%%
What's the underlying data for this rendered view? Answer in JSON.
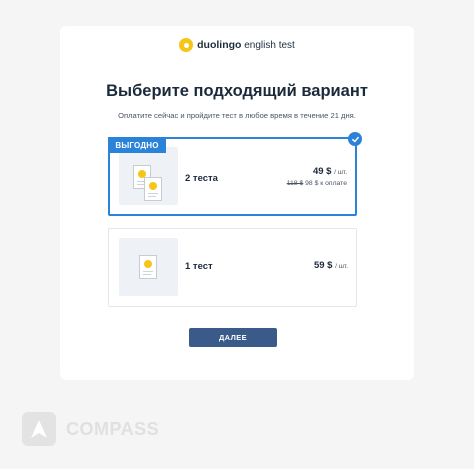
{
  "brand": {
    "name_bold": "duolingo",
    "name_rest": " english test",
    "logo_icon": "duolingo-logo"
  },
  "heading": {
    "title": "Выберите подходящий вариант",
    "subtitle": "Оплатите сейчас и пройдите тест в любое время в течение 21 дня."
  },
  "options": [
    {
      "badge": "ВЫГОДНО",
      "label": "2 теста",
      "price": "49 $",
      "unit": "/ шт.",
      "old_price": "118 $",
      "total": "98 $ к оплате",
      "selected": true
    },
    {
      "label": "1 тест",
      "price": "59 $",
      "unit": "/ шт.",
      "selected": false
    }
  ],
  "next_button": {
    "label": "ДАЛЕЕ"
  },
  "watermark": {
    "text": "COMPASS",
    "icon": "compass-logo"
  },
  "colors": {
    "accent": "#2b82d9",
    "button": "#3a5b8a",
    "brand_yellow": "#f5c518",
    "background": "#f5f5f5"
  }
}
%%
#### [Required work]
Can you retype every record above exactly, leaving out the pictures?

#### [Result for this task]
What's the underlying data for this rendered view? Answer in JSON.
{
  "brand": {
    "name_bold": "duolingo",
    "name_rest": " english test",
    "logo_icon": "duolingo-logo"
  },
  "heading": {
    "title": "Выберите подходящий вариант",
    "subtitle": "Оплатите сейчас и пройдите тест в любое время в течение 21 дня."
  },
  "options": [
    {
      "badge": "ВЫГОДНО",
      "label": "2 теста",
      "price": "49 $",
      "unit": "/ шт.",
      "old_price": "118 $",
      "total": "98 $ к оплате",
      "selected": true
    },
    {
      "label": "1 тест",
      "price": "59 $",
      "unit": "/ шт.",
      "selected": false
    }
  ],
  "next_button": {
    "label": "ДАЛЕЕ"
  },
  "watermark": {
    "text": "COMPASS",
    "icon": "compass-logo"
  },
  "colors": {
    "accent": "#2b82d9",
    "button": "#3a5b8a",
    "brand_yellow": "#f5c518",
    "background": "#f5f5f5"
  }
}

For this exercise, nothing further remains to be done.